▶ DATA RECORDS:

***

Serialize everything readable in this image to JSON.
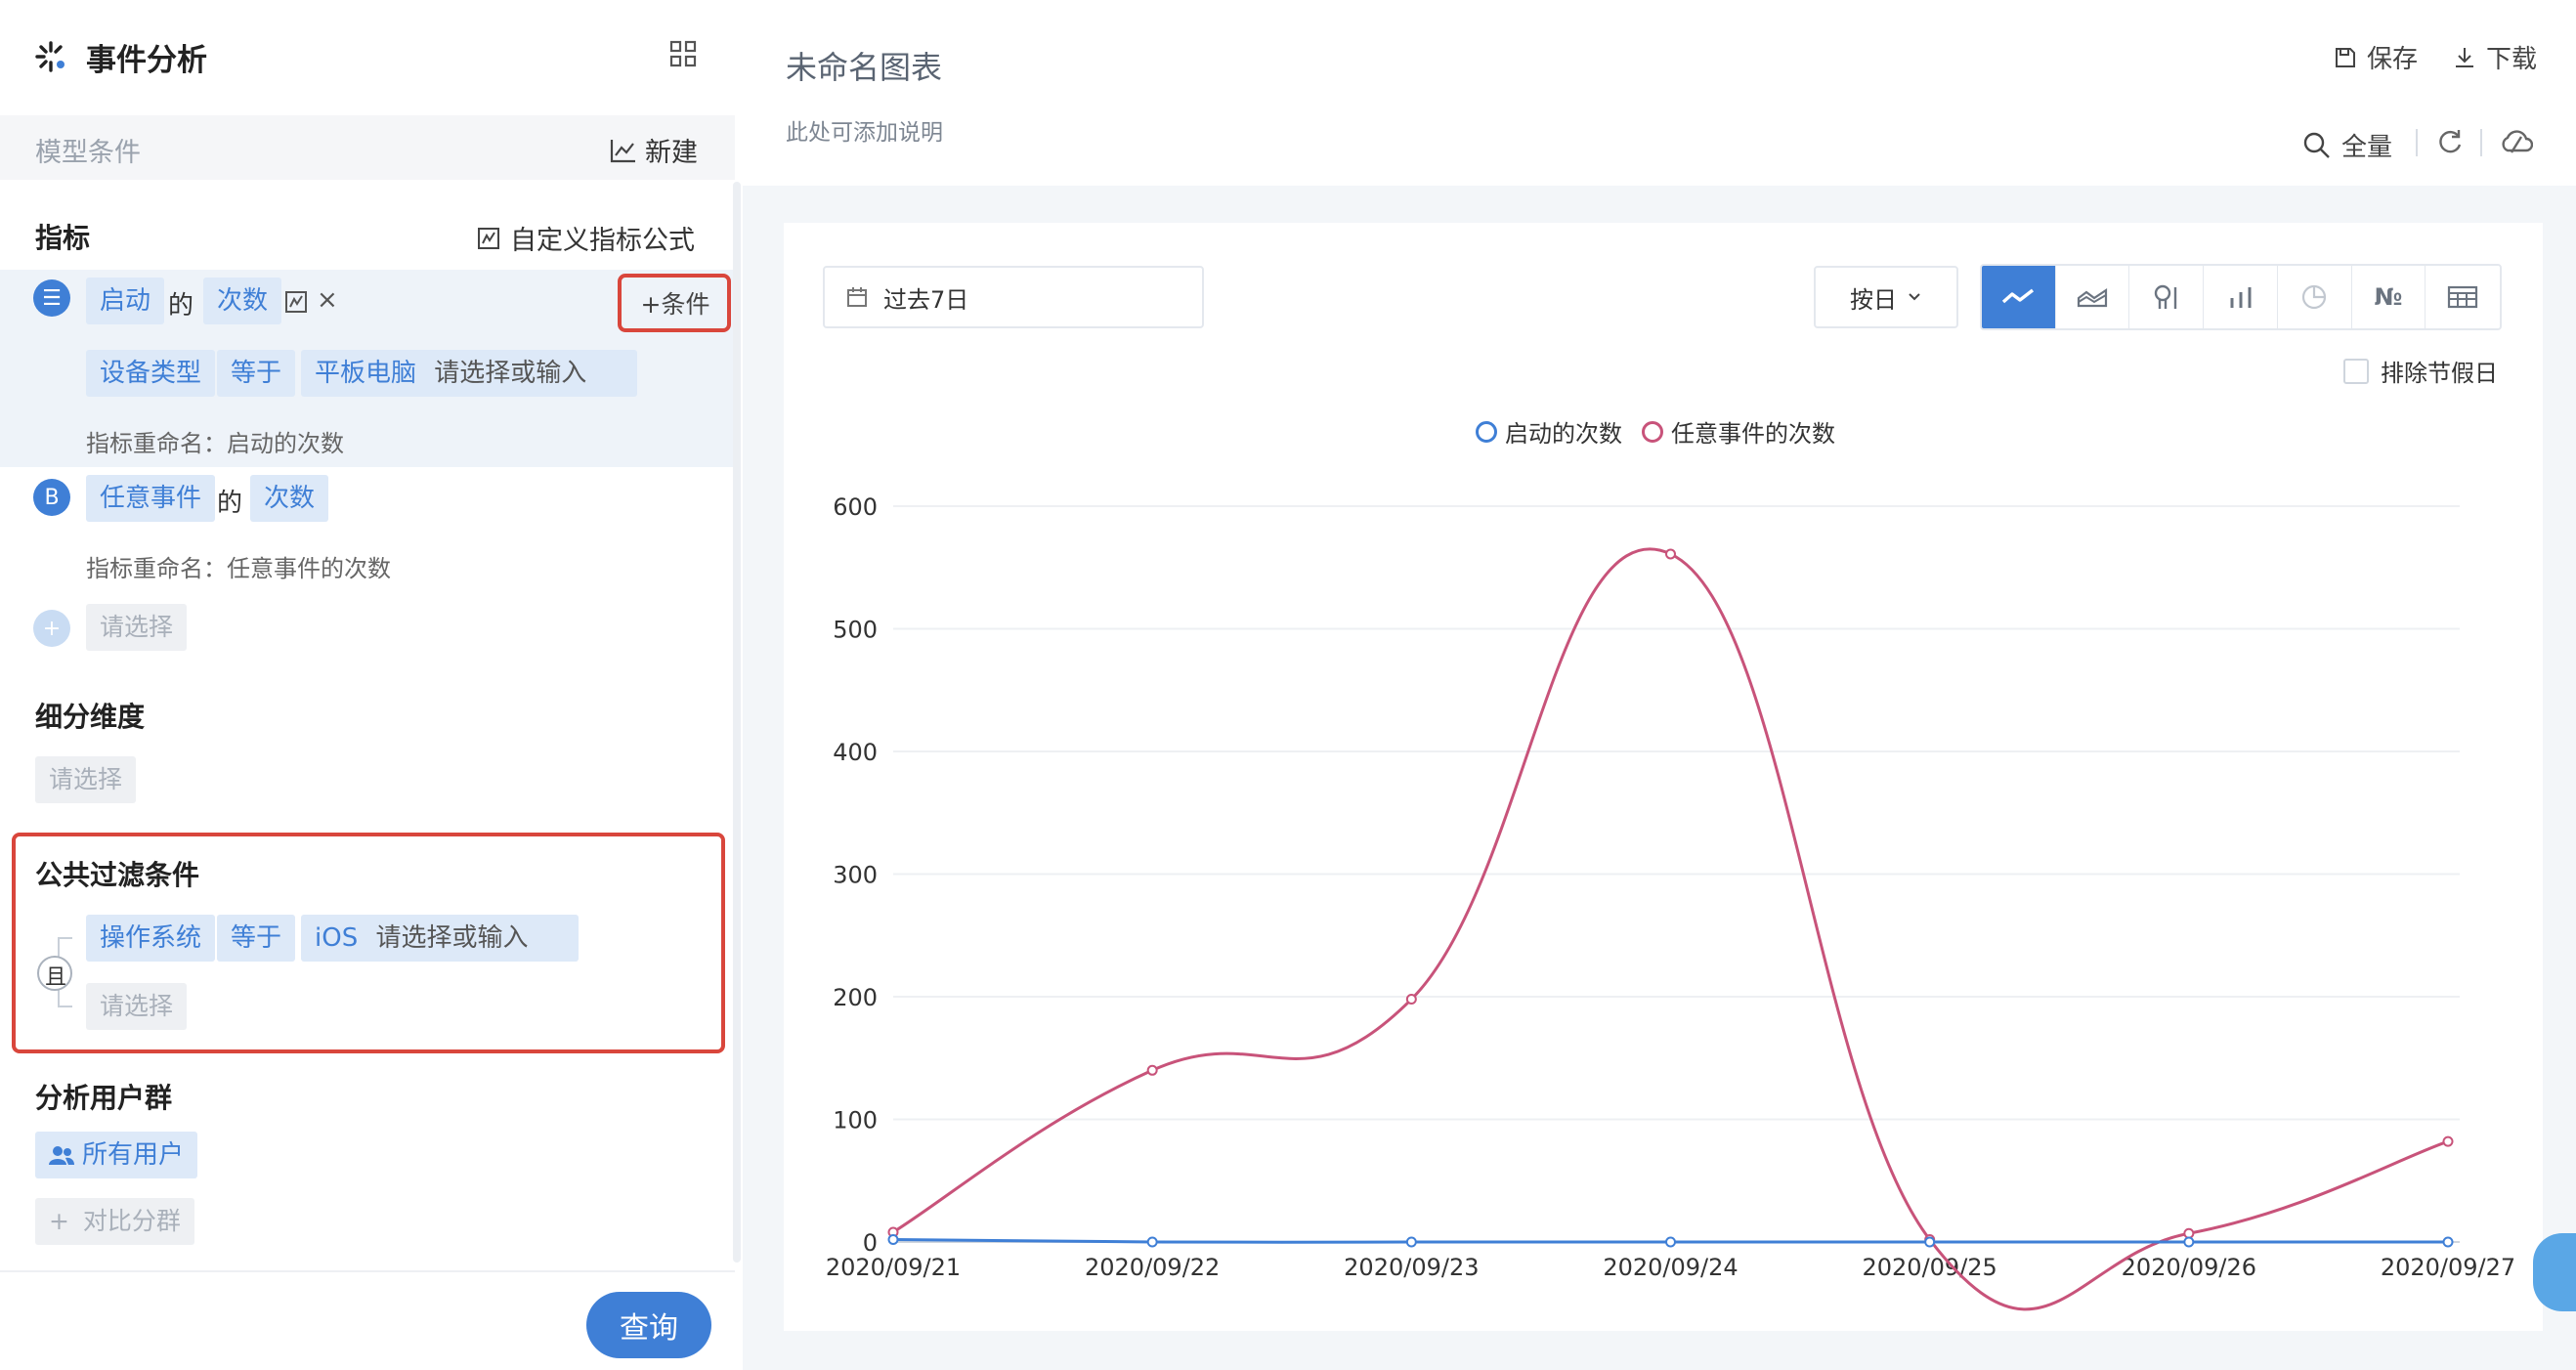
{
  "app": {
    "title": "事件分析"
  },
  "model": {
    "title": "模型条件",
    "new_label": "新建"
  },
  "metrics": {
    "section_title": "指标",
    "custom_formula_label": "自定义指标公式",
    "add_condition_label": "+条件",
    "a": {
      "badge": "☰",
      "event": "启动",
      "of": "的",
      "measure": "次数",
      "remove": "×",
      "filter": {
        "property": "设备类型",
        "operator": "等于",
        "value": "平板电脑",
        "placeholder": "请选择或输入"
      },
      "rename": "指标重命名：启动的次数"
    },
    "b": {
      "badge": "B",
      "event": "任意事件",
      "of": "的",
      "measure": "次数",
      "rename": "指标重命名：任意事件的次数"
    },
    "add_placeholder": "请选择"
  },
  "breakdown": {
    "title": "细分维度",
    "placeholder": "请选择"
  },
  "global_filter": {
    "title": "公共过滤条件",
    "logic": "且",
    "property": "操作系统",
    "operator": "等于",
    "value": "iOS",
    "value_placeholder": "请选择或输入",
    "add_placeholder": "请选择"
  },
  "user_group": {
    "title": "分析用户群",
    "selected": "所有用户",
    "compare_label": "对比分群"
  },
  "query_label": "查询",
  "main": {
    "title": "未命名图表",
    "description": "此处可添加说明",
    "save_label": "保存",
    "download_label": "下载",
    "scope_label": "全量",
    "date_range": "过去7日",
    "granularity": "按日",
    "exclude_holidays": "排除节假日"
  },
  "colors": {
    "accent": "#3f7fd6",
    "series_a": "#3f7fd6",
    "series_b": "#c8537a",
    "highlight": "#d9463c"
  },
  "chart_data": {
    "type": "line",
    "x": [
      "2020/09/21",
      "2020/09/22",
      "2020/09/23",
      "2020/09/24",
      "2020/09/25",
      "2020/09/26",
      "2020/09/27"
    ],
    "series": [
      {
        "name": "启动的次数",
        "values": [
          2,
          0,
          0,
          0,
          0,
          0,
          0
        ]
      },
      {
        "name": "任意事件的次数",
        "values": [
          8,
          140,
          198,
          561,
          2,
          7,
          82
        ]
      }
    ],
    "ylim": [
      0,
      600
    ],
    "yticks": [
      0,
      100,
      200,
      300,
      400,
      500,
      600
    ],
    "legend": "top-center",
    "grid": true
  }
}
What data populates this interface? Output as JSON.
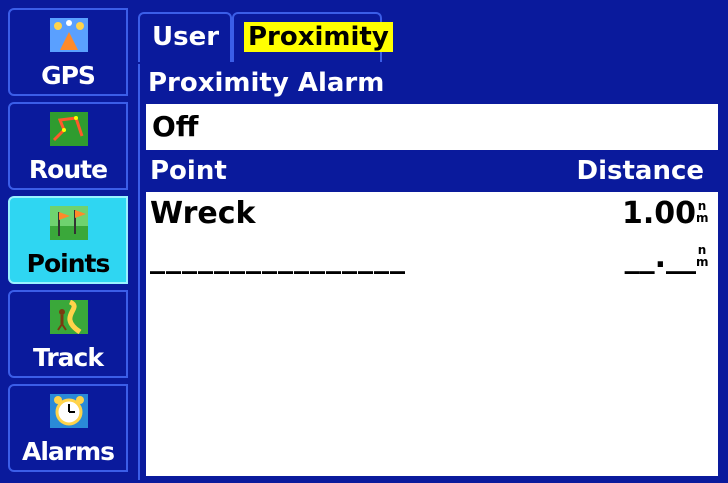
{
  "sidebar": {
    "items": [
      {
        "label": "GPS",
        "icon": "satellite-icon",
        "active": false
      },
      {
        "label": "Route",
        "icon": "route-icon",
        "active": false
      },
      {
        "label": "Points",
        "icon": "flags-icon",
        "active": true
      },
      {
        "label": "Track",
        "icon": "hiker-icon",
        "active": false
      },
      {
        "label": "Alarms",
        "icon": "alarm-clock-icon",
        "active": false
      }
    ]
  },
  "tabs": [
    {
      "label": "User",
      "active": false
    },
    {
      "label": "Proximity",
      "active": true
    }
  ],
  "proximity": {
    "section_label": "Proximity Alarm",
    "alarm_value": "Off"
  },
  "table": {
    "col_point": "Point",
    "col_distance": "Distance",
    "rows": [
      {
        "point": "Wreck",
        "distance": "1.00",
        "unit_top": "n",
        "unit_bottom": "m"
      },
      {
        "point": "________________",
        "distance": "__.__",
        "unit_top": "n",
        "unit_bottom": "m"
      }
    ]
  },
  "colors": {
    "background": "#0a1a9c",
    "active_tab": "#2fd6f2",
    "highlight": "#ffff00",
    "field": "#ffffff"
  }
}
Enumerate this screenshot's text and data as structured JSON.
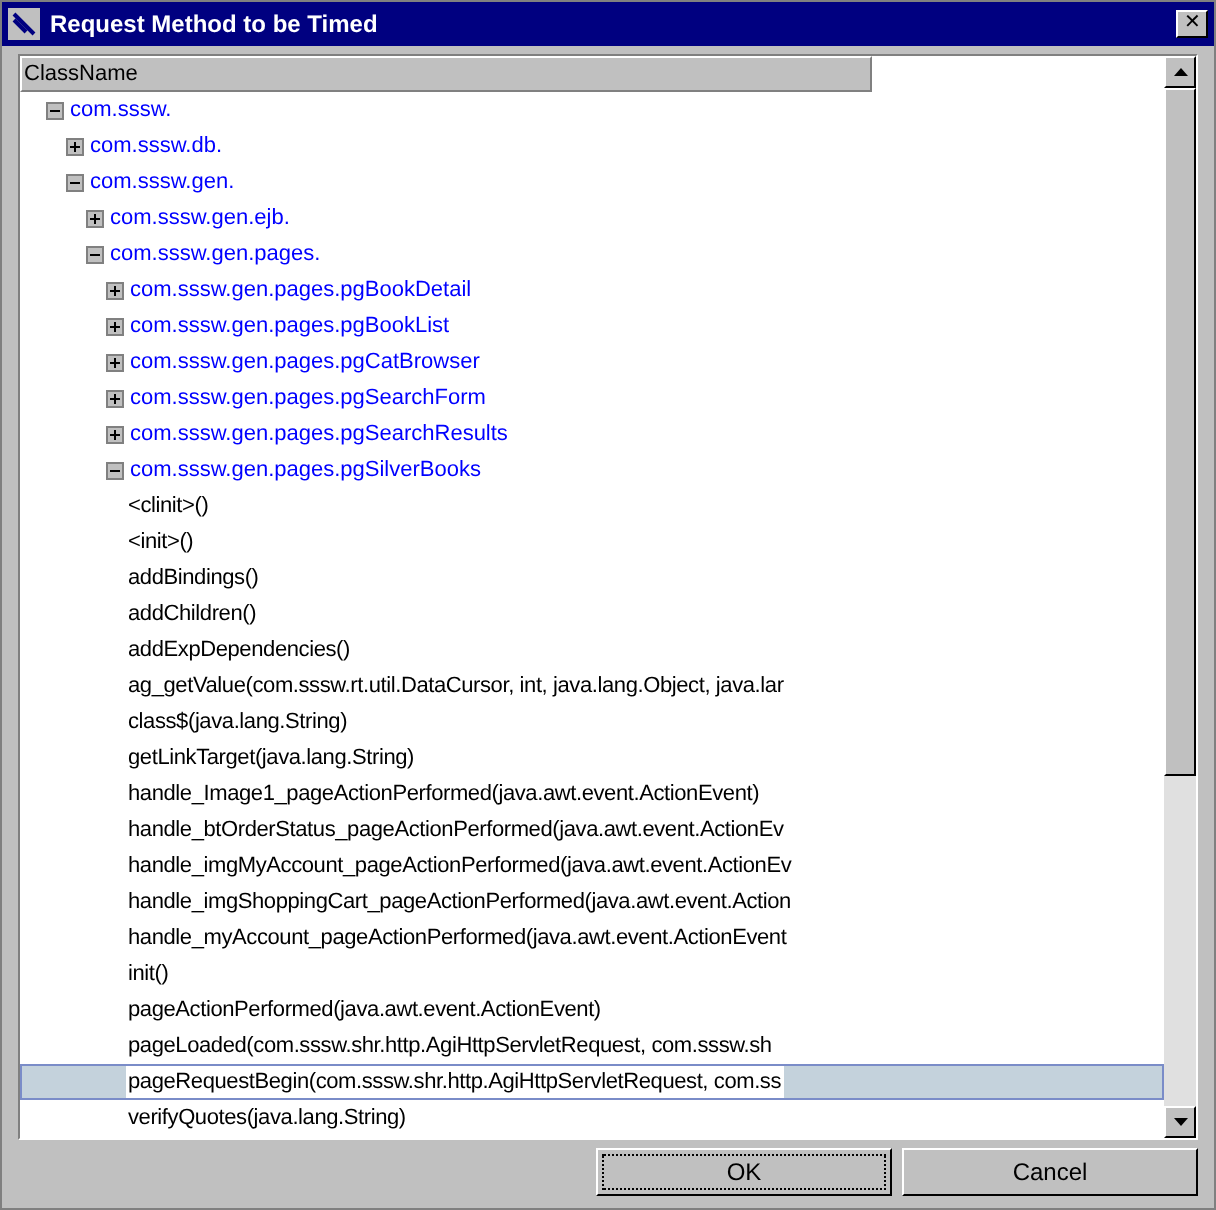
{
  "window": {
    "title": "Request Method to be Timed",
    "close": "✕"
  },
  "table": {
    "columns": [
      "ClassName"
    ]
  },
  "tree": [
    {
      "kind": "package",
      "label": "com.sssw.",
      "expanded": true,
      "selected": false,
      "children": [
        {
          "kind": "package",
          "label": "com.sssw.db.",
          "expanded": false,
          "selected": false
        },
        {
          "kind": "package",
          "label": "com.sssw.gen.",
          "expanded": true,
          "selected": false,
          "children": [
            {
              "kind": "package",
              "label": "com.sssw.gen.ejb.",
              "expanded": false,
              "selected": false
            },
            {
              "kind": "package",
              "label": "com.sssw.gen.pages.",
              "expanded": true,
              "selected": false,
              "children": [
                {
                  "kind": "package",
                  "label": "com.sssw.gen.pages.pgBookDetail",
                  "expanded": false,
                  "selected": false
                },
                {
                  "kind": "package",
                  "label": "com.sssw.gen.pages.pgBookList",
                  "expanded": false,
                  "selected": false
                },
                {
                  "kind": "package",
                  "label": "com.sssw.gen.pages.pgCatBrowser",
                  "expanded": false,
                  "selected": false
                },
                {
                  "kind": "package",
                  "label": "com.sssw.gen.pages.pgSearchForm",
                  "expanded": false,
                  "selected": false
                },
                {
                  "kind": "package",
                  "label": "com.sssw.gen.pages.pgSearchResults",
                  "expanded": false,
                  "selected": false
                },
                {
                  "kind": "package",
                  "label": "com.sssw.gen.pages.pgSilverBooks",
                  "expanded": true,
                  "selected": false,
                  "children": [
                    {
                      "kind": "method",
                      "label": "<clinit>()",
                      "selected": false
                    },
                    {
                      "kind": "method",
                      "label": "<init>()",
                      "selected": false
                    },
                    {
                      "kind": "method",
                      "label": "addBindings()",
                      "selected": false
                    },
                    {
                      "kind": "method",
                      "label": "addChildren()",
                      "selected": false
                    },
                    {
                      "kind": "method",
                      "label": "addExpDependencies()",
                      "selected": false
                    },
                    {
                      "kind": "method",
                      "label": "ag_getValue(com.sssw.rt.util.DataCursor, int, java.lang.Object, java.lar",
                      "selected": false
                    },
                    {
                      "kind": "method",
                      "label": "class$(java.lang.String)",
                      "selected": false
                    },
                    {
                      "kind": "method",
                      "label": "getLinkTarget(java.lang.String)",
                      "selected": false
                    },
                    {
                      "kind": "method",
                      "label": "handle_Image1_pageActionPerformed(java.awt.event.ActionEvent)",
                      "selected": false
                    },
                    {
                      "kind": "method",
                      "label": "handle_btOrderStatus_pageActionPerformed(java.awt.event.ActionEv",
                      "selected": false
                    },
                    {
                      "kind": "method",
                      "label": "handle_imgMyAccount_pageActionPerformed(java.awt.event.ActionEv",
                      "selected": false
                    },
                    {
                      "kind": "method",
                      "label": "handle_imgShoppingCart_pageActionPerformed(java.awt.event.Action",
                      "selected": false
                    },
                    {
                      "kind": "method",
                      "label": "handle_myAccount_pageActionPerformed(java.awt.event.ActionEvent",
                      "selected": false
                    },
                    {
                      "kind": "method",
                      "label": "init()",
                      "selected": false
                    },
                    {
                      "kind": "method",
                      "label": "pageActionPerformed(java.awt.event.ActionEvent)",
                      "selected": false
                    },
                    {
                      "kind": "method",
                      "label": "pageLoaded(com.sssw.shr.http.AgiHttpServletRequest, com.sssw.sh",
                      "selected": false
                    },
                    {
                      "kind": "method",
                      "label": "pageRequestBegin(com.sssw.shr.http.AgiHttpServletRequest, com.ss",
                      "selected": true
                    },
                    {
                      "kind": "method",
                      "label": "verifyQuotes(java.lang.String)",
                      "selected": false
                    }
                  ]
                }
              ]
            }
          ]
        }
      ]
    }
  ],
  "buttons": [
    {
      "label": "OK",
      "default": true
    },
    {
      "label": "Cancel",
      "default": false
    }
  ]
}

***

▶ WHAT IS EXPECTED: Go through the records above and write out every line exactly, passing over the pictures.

▶ SOLUTION TO THE EXERCISE:
Serialize everything readable in this image to JSON.
{
  "app": {
    "title": "事件分析"
  },
  "model": {
    "title": "模型条件",
    "new_label": "新建"
  },
  "metrics": {
    "section_title": "指标",
    "custom_formula_label": "自定义指标公式",
    "add_condition_label": "+条件",
    "a": {
      "badge": "☰",
      "event": "启动",
      "of": "的",
      "measure": "次数",
      "remove": "×",
      "filter": {
        "property": "设备类型",
        "operator": "等于",
        "value": "平板电脑",
        "placeholder": "请选择或输入"
      },
      "rename": "指标重命名：启动的次数"
    },
    "b": {
      "badge": "B",
      "event": "任意事件",
      "of": "的",
      "measure": "次数",
      "rename": "指标重命名：任意事件的次数"
    },
    "add_placeholder": "请选择"
  },
  "breakdown": {
    "title": "细分维度",
    "placeholder": "请选择"
  },
  "global_filter": {
    "title": "公共过滤条件",
    "logic": "且",
    "property": "操作系统",
    "operator": "等于",
    "value": "iOS",
    "value_placeholder": "请选择或输入",
    "add_placeholder": "请选择"
  },
  "user_group": {
    "title": "分析用户群",
    "selected": "所有用户",
    "compare_label": "对比分群"
  },
  "query_label": "查询",
  "main": {
    "title": "未命名图表",
    "description": "此处可添加说明",
    "save_label": "保存",
    "download_label": "下载",
    "scope_label": "全量",
    "date_range": "过去7日",
    "granularity": "按日",
    "exclude_holidays": "排除节假日"
  },
  "colors": {
    "accent": "#3f7fd6",
    "series_a": "#3f7fd6",
    "series_b": "#c8537a",
    "highlight": "#d9463c"
  },
  "chart_data": {
    "type": "line",
    "x": [
      "2020/09/21",
      "2020/09/22",
      "2020/09/23",
      "2020/09/24",
      "2020/09/25",
      "2020/09/26",
      "2020/09/27"
    ],
    "series": [
      {
        "name": "启动的次数",
        "values": [
          2,
          0,
          0,
          0,
          0,
          0,
          0
        ]
      },
      {
        "name": "任意事件的次数",
        "values": [
          8,
          140,
          198,
          561,
          2,
          7,
          82
        ]
      }
    ],
    "ylim": [
      0,
      600
    ],
    "yticks": [
      0,
      100,
      200,
      300,
      400,
      500,
      600
    ],
    "legend": "top-center",
    "grid": true
  }
}
What data populates this interface? Output as JSON.
{
  "sidebar": {
    "items": [
      {
        "label": "GPS",
        "icon": "satellite-icon",
        "active": false
      },
      {
        "label": "Route",
        "icon": "route-icon",
        "active": false
      },
      {
        "label": "Points",
        "icon": "flags-icon",
        "active": true
      },
      {
        "label": "Track",
        "icon": "hiker-icon",
        "active": false
      },
      {
        "label": "Alarms",
        "icon": "alarm-clock-icon",
        "active": false
      }
    ]
  },
  "tabs": [
    {
      "label": "User",
      "active": false
    },
    {
      "label": "Proximity",
      "active": true
    }
  ],
  "proximity": {
    "section_label": "Proximity Alarm",
    "alarm_value": "Off"
  },
  "table": {
    "col_point": "Point",
    "col_distance": "Distance",
    "rows": [
      {
        "point": "Wreck",
        "distance": "1.00",
        "unit_top": "n",
        "unit_bottom": "m"
      },
      {
        "point": "________________",
        "distance": "__.__",
        "unit_top": "n",
        "unit_bottom": "m"
      }
    ]
  },
  "colors": {
    "background": "#0a1a9c",
    "active_tab": "#2fd6f2",
    "highlight": "#ffff00",
    "field": "#ffffff"
  }
}
Enumerate this screenshot's text and data as structured JSON.
{
  "window": {
    "title": "Request Method to be Timed",
    "close": "✕"
  },
  "table": {
    "columns": [
      "ClassName"
    ]
  },
  "tree": [
    {
      "kind": "package",
      "label": "com.sssw.",
      "expanded": true,
      "selected": false,
      "children": [
        {
          "kind": "package",
          "label": "com.sssw.db.",
          "expanded": false,
          "selected": false
        },
        {
          "kind": "package",
          "label": "com.sssw.gen.",
          "expanded": true,
          "selected": false,
          "children": [
            {
              "kind": "package",
              "label": "com.sssw.gen.ejb.",
              "expanded": false,
              "selected": false
            },
            {
              "kind": "package",
              "label": "com.sssw.gen.pages.",
              "expanded": true,
              "selected": false,
              "children": [
                {
                  "kind": "package",
                  "label": "com.sssw.gen.pages.pgBookDetail",
                  "expanded": false,
                  "selected": false
                },
                {
                  "kind": "package",
                  "label": "com.sssw.gen.pages.pgBookList",
                  "expanded": false,
                  "selected": false
                },
                {
                  "kind": "package",
                  "label": "com.sssw.gen.pages.pgCatBrowser",
                  "expanded": false,
                  "selected": false
                },
                {
                  "kind": "package",
                  "label": "com.sssw.gen.pages.pgSearchForm",
                  "expanded": false,
                  "selected": false
                },
                {
                  "kind": "package",
                  "label": "com.sssw.gen.pages.pgSearchResults",
                  "expanded": false,
                  "selected": false
                },
                {
                  "kind": "package",
                  "label": "com.sssw.gen.pages.pgSilverBooks",
                  "expanded": true,
                  "selected": false,
                  "children": [
                    {
                      "kind": "method",
                      "label": "<clinit>()",
                      "selected": false
                    },
                    {
                      "kind": "method",
                      "label": "<init>()",
                      "selected": false
                    },
                    {
                      "kind": "method",
                      "label": "addBindings()",
                      "selected": false
                    },
                    {
                      "kind": "method",
                      "label": "addChildren()",
                      "selected": false
                    },
                    {
                      "kind": "method",
                      "label": "addExpDependencies()",
                      "selected": false
                    },
                    {
                      "kind": "method",
                      "label": "ag_getValue(com.sssw.rt.util.DataCursor, int, java.lang.Object, java.lar",
                      "selected": false
                    },
                    {
                      "kind": "method",
                      "label": "class$(java.lang.String)",
                      "selected": false
                    },
                    {
                      "kind": "method",
                      "label": "getLinkTarget(java.lang.String)",
                      "selected": false
                    },
                    {
                      "kind": "method",
                      "label": "handle_Image1_pageActionPerformed(java.awt.event.ActionEvent)",
                      "selected": false
                    },
                    {
                      "kind": "method",
                      "label": "handle_btOrderStatus_pageActionPerformed(java.awt.event.ActionEv",
                      "selected": false
                    },
                    {
                      "kind": "method",
                      "label": "handle_imgMyAccount_pageActionPerformed(java.awt.event.ActionEv",
                      "selected": false
                    },
                    {
                      "kind": "method",
                      "label": "handle_imgShoppingCart_pageActionPerformed(java.awt.event.Action",
                      "selected": false
                    },
                    {
                      "kind": "method",
                      "label": "handle_myAccount_pageActionPerformed(java.awt.event.ActionEvent",
                      "selected": false
                    },
                    {
                      "kind": "method",
                      "label": "init()",
                      "selected": false
                    },
                    {
                      "kind": "method",
                      "label": "pageActionPerformed(java.awt.event.ActionEvent)",
                      "selected": false
                    },
                    {
                      "kind": "method",
                      "label": "pageLoaded(com.sssw.shr.http.AgiHttpServletRequest, com.sssw.sh",
                      "selected": false
                    },
                    {
                      "kind": "method",
                      "label": "pageRequestBegin(com.sssw.shr.http.AgiHttpServletRequest, com.ss",
                      "selected": true
                    },
                    {
                      "kind": "method",
                      "label": "verifyQuotes(java.lang.String)",
                      "selected": false
                    }
                  ]
                }
              ]
            }
          ]
        }
      ]
    }
  ],
  "buttons": [
    {
      "label": "OK",
      "default": true
    },
    {
      "label": "Cancel",
      "default": false
    }
  ]
}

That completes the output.